TASK INPUTS:
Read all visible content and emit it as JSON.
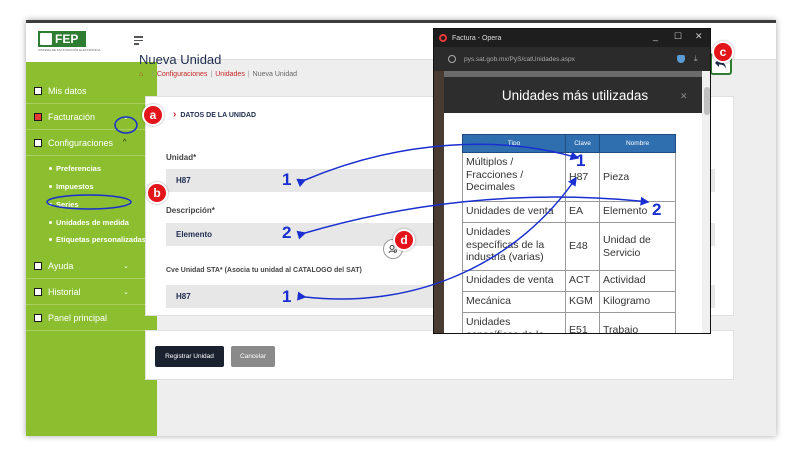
{
  "logo": {
    "name": "FEP",
    "sub": "SISTEMA DE FACTURACIÓN ELECTRÓNICA"
  },
  "sidebar": {
    "items": [
      {
        "label": "Mis datos"
      },
      {
        "label": "Facturación"
      },
      {
        "label": "Configuraciones"
      },
      {
        "label": "Ayuda"
      },
      {
        "label": "Historial"
      },
      {
        "label": "Panel principal"
      }
    ],
    "subitems": [
      {
        "label": "Preferencias"
      },
      {
        "label": "Impuestos"
      },
      {
        "label": "Series"
      },
      {
        "label": "Unidades de medida"
      },
      {
        "label": "Etiquetas personalizadas"
      }
    ]
  },
  "page": {
    "title": "Nueva Unidad",
    "breadcrumb": [
      "Configuraciones",
      "Unidades",
      "Nueva Unidad"
    ]
  },
  "form": {
    "section_title": "DATOS DE LA UNIDAD",
    "unidad_label": "Unidad*",
    "unidad_value": "H87",
    "descripcion_label": "Descripción*",
    "descripcion_value": "Elemento",
    "cve_label": "Cve Unidad STA* (Asocia tu unidad al CATALOGO del SAT)",
    "cve_value": "H87"
  },
  "buttons": {
    "register": "Registrar Unidad",
    "cancel": "Cancelar"
  },
  "popup": {
    "window_title": "Factura - Opera",
    "url": "pys.sat.gob.mx/PyS/catUnidades.aspx",
    "modal_title": "Unidades más utilizadas",
    "columns": [
      "Tipo",
      "Clave",
      "Nombre"
    ],
    "rows": [
      {
        "tipo": "Múltiplos / Fracciones / Decimales",
        "clave": "H87",
        "nombre": "Pieza"
      },
      {
        "tipo": "Unidades de venta",
        "clave": "EA",
        "nombre": "Elemento"
      },
      {
        "tipo": "Unidades específicas de la industria (varias)",
        "clave": "E48",
        "nombre": "Unidad de Servicio"
      },
      {
        "tipo": "Unidades de venta",
        "clave": "ACT",
        "nombre": "Actividad"
      },
      {
        "tipo": "Mecánica",
        "clave": "KGM",
        "nombre": "Kilogramo"
      },
      {
        "tipo": "Unidades específicas de la",
        "clave": "E51",
        "nombre": "Trabajo"
      }
    ]
  },
  "annotations": {
    "a": "a",
    "b": "b",
    "c": "c",
    "d": "d",
    "n1": "1",
    "n2": "2"
  },
  "colors": {
    "sidebar": "#8cbf2f",
    "accent_red": "#e3141a",
    "annotation_blue": "#1a2fd0",
    "table_header": "#2f6fb0"
  }
}
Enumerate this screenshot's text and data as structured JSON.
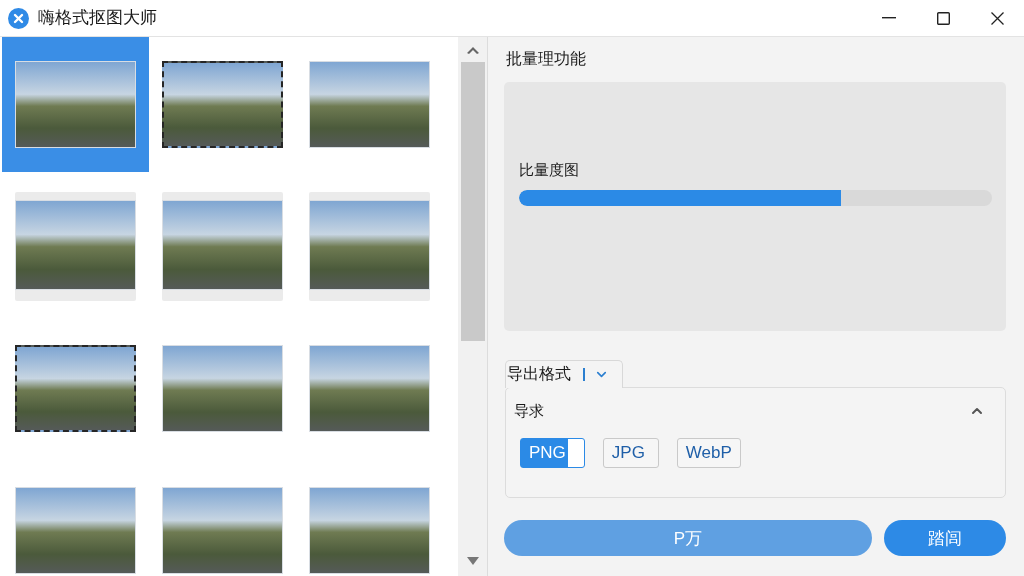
{
  "window": {
    "title": "嗨格式抠图大师"
  },
  "thumbnails": [
    {
      "kind": "plain",
      "selected": true
    },
    {
      "kind": "dashed",
      "selected": false
    },
    {
      "kind": "plain",
      "selected": false
    },
    {
      "kind": "card",
      "selected": false
    },
    {
      "kind": "card",
      "selected": false
    },
    {
      "kind": "card",
      "selected": false
    },
    {
      "kind": "dashed",
      "selected": false
    },
    {
      "kind": "plain",
      "selected": false
    },
    {
      "kind": "plain",
      "selected": false
    },
    {
      "kind": "plain",
      "selected": false
    },
    {
      "kind": "plain",
      "selected": false
    },
    {
      "kind": "plain",
      "selected": false
    }
  ],
  "panel": {
    "title": "批量理功能",
    "progress": {
      "label": "比量度图",
      "level": 0.68
    }
  },
  "export": {
    "tab": {
      "label": "导出格式"
    },
    "section": {
      "title": "导求",
      "expanded": true
    },
    "formats": [
      {
        "label": "PNG",
        "selected": true
      },
      {
        "label": "JPG",
        "selected": false
      },
      {
        "label": "WebP",
        "selected": false
      }
    ]
  },
  "actions": [
    {
      "label": "P万",
      "kind": "secondary"
    },
    {
      "label": "踏闾",
      "kind": "primary"
    }
  ]
}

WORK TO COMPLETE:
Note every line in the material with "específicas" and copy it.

YOUR RESPONSE:
        "tipo": "Unidades específicas de la industria (varias)",
        "tipo": "Unidades específicas de la",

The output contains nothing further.